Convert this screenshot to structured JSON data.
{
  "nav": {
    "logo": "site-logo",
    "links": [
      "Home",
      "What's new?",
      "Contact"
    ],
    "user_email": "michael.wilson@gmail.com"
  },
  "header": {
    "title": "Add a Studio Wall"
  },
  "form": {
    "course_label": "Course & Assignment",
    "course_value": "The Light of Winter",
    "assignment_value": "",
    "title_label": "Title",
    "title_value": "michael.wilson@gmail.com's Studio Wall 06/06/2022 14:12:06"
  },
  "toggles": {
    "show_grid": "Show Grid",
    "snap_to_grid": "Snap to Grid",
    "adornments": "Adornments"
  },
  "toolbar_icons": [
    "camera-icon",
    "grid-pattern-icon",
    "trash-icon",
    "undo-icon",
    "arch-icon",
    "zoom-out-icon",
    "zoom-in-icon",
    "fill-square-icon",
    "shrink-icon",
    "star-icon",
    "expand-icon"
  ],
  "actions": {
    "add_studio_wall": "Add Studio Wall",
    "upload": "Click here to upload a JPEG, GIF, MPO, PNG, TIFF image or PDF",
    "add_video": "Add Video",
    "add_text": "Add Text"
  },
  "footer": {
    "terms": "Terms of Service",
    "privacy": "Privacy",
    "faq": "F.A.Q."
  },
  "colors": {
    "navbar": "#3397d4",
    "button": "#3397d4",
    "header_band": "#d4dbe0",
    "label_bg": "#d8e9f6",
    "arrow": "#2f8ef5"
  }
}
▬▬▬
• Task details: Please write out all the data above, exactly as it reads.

• Task result:
Convert this screenshot to structured JSON data.
{
  "nav": {
    "logo": "site-logo",
    "links": [
      "Home",
      "What's new?",
      "Contact"
    ],
    "user_email": "michael.wilson@gmail.com"
  },
  "header": {
    "title": "Add a Studio Wall"
  },
  "form": {
    "course_label": "Course & Assignment",
    "course_value": "The Light of Winter",
    "assignment_value": "",
    "title_label": "Title",
    "title_value": "michael.wilson@gmail.com's Studio Wall 06/06/2022 14:12:06"
  },
  "toggles": {
    "show_grid": "Show Grid",
    "snap_to_grid": "Snap to Grid",
    "adornments": "Adornments"
  },
  "toolbar_icons": [
    "camera-icon",
    "grid-pattern-icon",
    "trash-icon",
    "undo-icon",
    "arch-icon",
    "zoom-out-icon",
    "zoom-in-icon",
    "fill-square-icon",
    "shrink-icon",
    "star-icon",
    "expand-icon"
  ],
  "actions": {
    "add_studio_wall": "Add Studio Wall",
    "upload": "Click here to upload a JPEG, GIF, MPO, PNG, TIFF image or PDF",
    "add_video": "Add Video",
    "add_text": "Add Text"
  },
  "footer": {
    "terms": "Terms of Service",
    "privacy": "Privacy",
    "faq": "F.A.Q."
  },
  "colors": {
    "navbar": "#3397d4",
    "button": "#3397d4",
    "header_band": "#d4dbe0",
    "label_bg": "#d8e9f6",
    "arrow": "#2f8ef5"
  }
}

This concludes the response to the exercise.